Oscar Profile: Frost/Nixon

I finally got around to seeing Frost/Nixon this week.  It often comes down to the week before Oscar night for me to make time to review those more esoteric, self-important, picture nominees that seem to have been created solely to win Oscars and Frost/Nixon is a perfect example, but I'm pleased to say that it actually exceeded my expectations.  The movie is about as solid a mainstream entertainment as Hollywood is making nowadays and the two central performances breathe new life into this vintage story.  Political corruption is not the big news that it was back in 1977 when the original interviews took place, but Ron Howard and writer Peter Morgan do a nice job of building tension around the potent game of one-upsmanship that prompted Richard Nixon to confess his guilt over Watergate on national television.  

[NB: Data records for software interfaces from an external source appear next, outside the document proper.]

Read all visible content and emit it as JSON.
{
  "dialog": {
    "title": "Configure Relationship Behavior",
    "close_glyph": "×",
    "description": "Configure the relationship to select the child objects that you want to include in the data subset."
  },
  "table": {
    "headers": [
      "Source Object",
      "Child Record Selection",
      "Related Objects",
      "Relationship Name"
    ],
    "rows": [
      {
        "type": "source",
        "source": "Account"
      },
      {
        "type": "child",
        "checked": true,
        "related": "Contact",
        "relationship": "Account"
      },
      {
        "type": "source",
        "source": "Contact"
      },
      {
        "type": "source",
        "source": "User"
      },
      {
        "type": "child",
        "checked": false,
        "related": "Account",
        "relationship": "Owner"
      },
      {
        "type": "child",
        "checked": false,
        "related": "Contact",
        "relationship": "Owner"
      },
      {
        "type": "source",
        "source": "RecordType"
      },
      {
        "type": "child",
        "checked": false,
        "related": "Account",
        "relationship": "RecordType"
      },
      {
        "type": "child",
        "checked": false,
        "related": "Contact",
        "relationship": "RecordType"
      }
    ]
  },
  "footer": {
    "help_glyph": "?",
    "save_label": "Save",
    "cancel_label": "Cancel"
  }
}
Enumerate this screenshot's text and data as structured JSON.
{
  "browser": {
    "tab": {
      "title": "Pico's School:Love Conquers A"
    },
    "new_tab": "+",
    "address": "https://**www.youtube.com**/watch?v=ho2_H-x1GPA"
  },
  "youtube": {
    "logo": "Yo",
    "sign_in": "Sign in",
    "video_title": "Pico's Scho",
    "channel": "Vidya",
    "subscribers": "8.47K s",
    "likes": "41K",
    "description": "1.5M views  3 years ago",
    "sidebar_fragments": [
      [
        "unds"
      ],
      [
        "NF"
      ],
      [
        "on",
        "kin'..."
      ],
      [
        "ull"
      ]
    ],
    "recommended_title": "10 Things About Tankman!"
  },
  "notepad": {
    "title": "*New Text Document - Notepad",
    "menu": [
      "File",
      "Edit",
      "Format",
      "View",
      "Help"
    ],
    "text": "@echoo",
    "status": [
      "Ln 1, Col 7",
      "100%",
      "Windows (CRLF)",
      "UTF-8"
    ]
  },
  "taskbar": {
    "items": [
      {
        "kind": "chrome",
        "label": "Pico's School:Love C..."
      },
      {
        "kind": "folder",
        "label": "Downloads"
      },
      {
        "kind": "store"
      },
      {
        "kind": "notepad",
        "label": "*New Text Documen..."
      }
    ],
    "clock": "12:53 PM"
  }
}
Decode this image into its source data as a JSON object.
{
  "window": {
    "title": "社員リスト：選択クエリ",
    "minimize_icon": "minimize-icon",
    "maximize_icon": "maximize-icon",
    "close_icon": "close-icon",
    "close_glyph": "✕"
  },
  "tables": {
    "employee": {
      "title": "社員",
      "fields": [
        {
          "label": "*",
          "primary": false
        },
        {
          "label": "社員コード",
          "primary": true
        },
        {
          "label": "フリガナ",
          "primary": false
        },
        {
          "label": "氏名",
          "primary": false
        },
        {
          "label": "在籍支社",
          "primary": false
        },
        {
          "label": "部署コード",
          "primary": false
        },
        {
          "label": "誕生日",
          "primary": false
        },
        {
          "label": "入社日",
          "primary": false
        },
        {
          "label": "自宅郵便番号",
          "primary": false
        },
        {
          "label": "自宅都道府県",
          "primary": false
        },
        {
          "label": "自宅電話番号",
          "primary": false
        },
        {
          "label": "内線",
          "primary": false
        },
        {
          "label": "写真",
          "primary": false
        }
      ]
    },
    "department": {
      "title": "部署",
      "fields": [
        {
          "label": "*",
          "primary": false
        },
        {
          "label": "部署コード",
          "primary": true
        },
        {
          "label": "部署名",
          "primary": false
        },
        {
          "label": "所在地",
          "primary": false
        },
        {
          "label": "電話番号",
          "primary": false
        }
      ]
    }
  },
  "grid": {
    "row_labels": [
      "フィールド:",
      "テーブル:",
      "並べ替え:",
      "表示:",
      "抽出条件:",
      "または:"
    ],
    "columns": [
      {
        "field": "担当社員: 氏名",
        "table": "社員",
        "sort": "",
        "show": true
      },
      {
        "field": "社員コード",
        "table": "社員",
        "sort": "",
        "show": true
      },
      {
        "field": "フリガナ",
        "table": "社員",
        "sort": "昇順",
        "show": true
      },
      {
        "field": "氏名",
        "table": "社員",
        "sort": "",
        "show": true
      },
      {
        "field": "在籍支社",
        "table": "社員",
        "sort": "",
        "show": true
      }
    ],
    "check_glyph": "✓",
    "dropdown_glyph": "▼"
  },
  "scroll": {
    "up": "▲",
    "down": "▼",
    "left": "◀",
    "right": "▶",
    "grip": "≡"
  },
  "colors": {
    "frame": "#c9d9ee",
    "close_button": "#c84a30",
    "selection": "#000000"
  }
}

The movie is certain to have an added fascination for viewers who lived through the event.  For today's generation the hook will be watching both men as they desperately try to keep their feelings in check, under intense media scrutiny.  The Frost/Nixon interview was a prime early example of the media's increasing influence over the collective consciousness.  Is the movie truly relevant today?  Although uniquely timed to coincide with the end of Bush's tenure as President, it is not a particularly memorable or groundbreaking film.  Just solid, and I will take solid over a lot of the other movies out there.  

The performances -- particularly Frank Langella's, are stellar but one doesn't feel the director expending his heart and soul on this material.  The docudrama approach with cutaways to talking heads of name actors playing real people grows increasingly tiresome and artificial as the movie rolls on.  It is almost as if the filmmakers began to insert these arbitrarily in order to maintain their motif, but they undermine the power of the unfolding story.  

Curiously, the film's biggest virtue: the cinematography by veteran commercial DP Sal Totino has been overlooked.  The film is cleverly shot with a camera that slowly drifts in and out of focus, mirroring the inner states of the two leads as their own focus wavers during the exhausting interview proceedings.  Production design and lighting is all suitably understated.  Technical aspects earn top marks.  Worth a look, but there were better films this year.